Start of EXCERPTED DATA

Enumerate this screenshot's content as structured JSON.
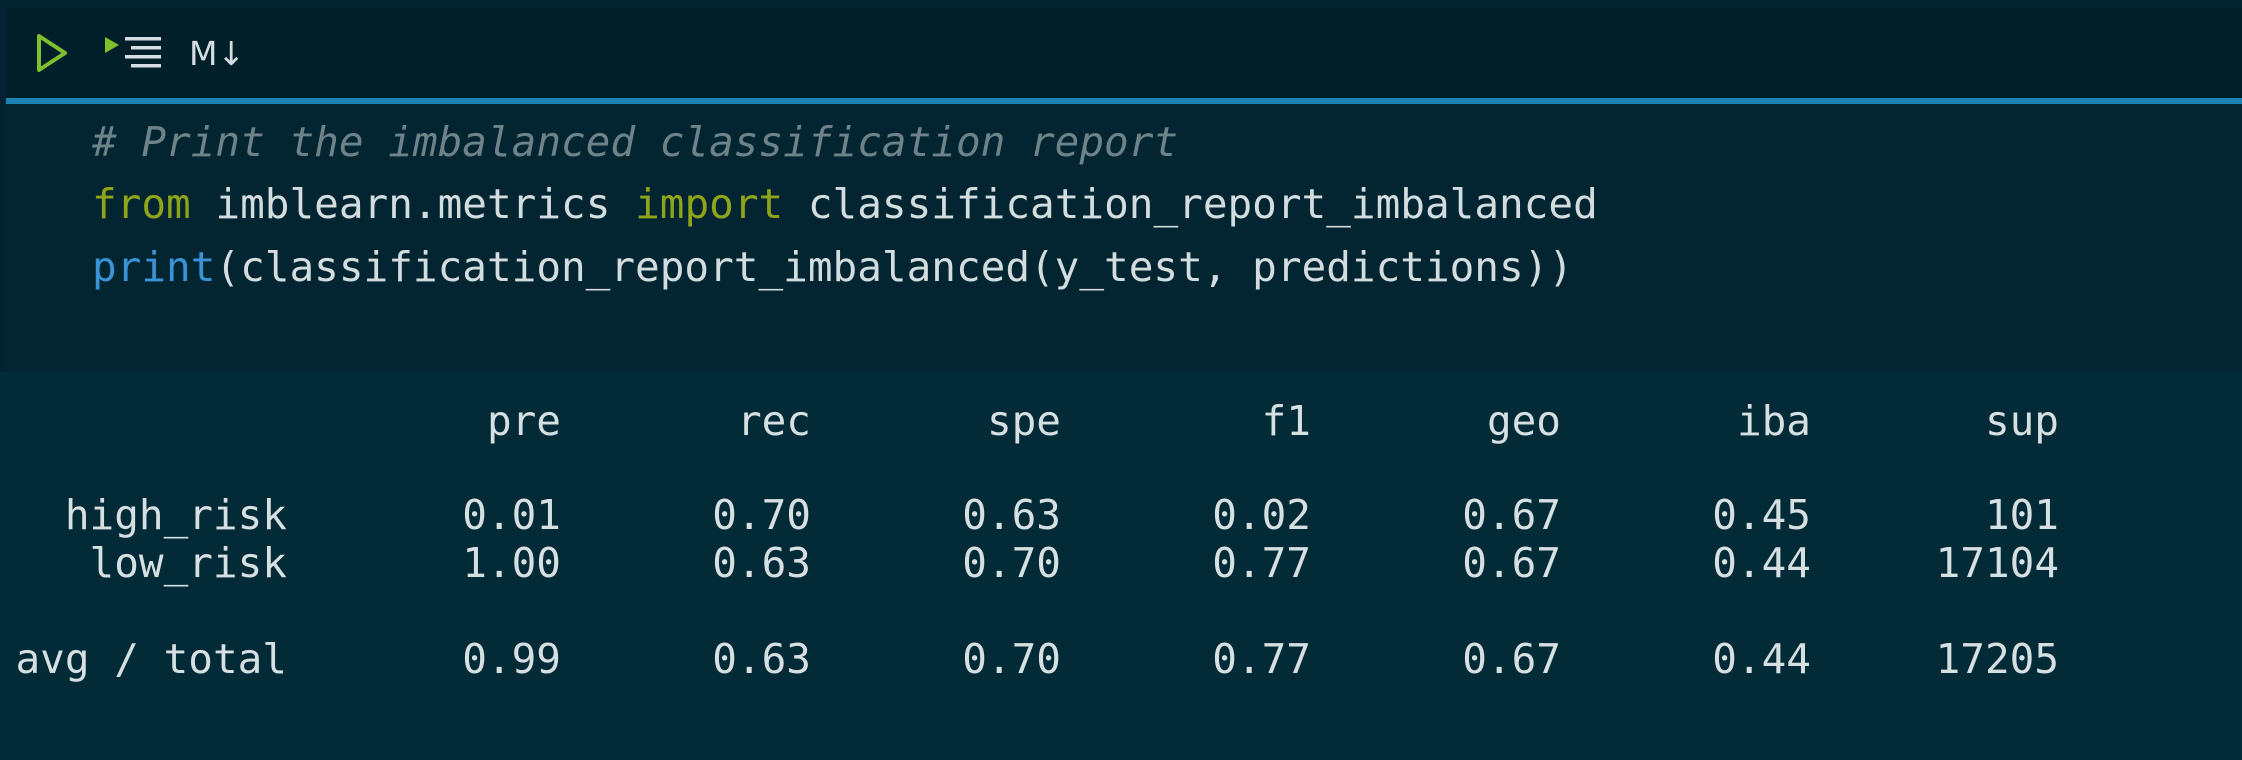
{
  "toolbar": {
    "run_icon": "play-triangle-icon",
    "run_all_icon": "run-all-lines-icon",
    "markdown_label": "M↓"
  },
  "colors": {
    "accent_line": "#1b84b4",
    "keyword": "#8fa41a",
    "builtin": "#3a93d6",
    "comment": "#6d8289",
    "run_icon": "#7ec02e"
  },
  "code": {
    "comment": "# Print the imbalanced classification report",
    "line2": {
      "kw_from": "from",
      "module": " imblearn.metrics ",
      "kw_import": "import",
      "name": " classification_report_imbalanced"
    },
    "line3": {
      "builtin": "print",
      "rest": "(classification_report_imbalanced(y_test, predictions))"
    }
  },
  "report": {
    "headers": [
      "pre",
      "rec",
      "spe",
      "f1",
      "geo",
      "iba",
      "sup"
    ],
    "rows": [
      {
        "label": "high_risk",
        "values": [
          "0.01",
          "0.70",
          "0.63",
          "0.02",
          "0.67",
          "0.45",
          "101"
        ]
      },
      {
        "label": "low_risk",
        "values": [
          "1.00",
          "0.63",
          "0.70",
          "0.77",
          "0.67",
          "0.44",
          "17104"
        ]
      }
    ],
    "total": {
      "label": "avg / total",
      "values": [
        "0.99",
        "0.63",
        "0.70",
        "0.77",
        "0.67",
        "0.44",
        "17205"
      ]
    }
  }
}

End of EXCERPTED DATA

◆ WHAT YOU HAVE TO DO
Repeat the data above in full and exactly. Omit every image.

◆ ANSWER TO THE PROBLEM
Enumerate this screenshot's content as structured JSON.
{
  "toolbar": {
    "run_icon": "play-triangle-icon",
    "run_all_icon": "run-all-lines-icon",
    "markdown_label": "M↓"
  },
  "colors": {
    "accent_line": "#1b84b4",
    "keyword": "#8fa41a",
    "builtin": "#3a93d6",
    "comment": "#6d8289",
    "run_icon": "#7ec02e"
  },
  "code": {
    "comment": "# Print the imbalanced classification report",
    "line2": {
      "kw_from": "from",
      "module": " imblearn.metrics ",
      "kw_import": "import",
      "name": " classification_report_imbalanced"
    },
    "line3": {
      "builtin": "print",
      "rest": "(classification_report_imbalanced(y_test, predictions))"
    }
  },
  "report": {
    "headers": [
      "pre",
      "rec",
      "spe",
      "f1",
      "geo",
      "iba",
      "sup"
    ],
    "rows": [
      {
        "label": "high_risk",
        "values": [
          "0.01",
          "0.70",
          "0.63",
          "0.02",
          "0.67",
          "0.45",
          "101"
        ]
      },
      {
        "label": "low_risk",
        "values": [
          "1.00",
          "0.63",
          "0.70",
          "0.77",
          "0.67",
          "0.44",
          "17104"
        ]
      }
    ],
    "total": {
      "label": "avg / total",
      "values": [
        "0.99",
        "0.63",
        "0.70",
        "0.77",
        "0.67",
        "0.44",
        "17205"
      ]
    }
  }
}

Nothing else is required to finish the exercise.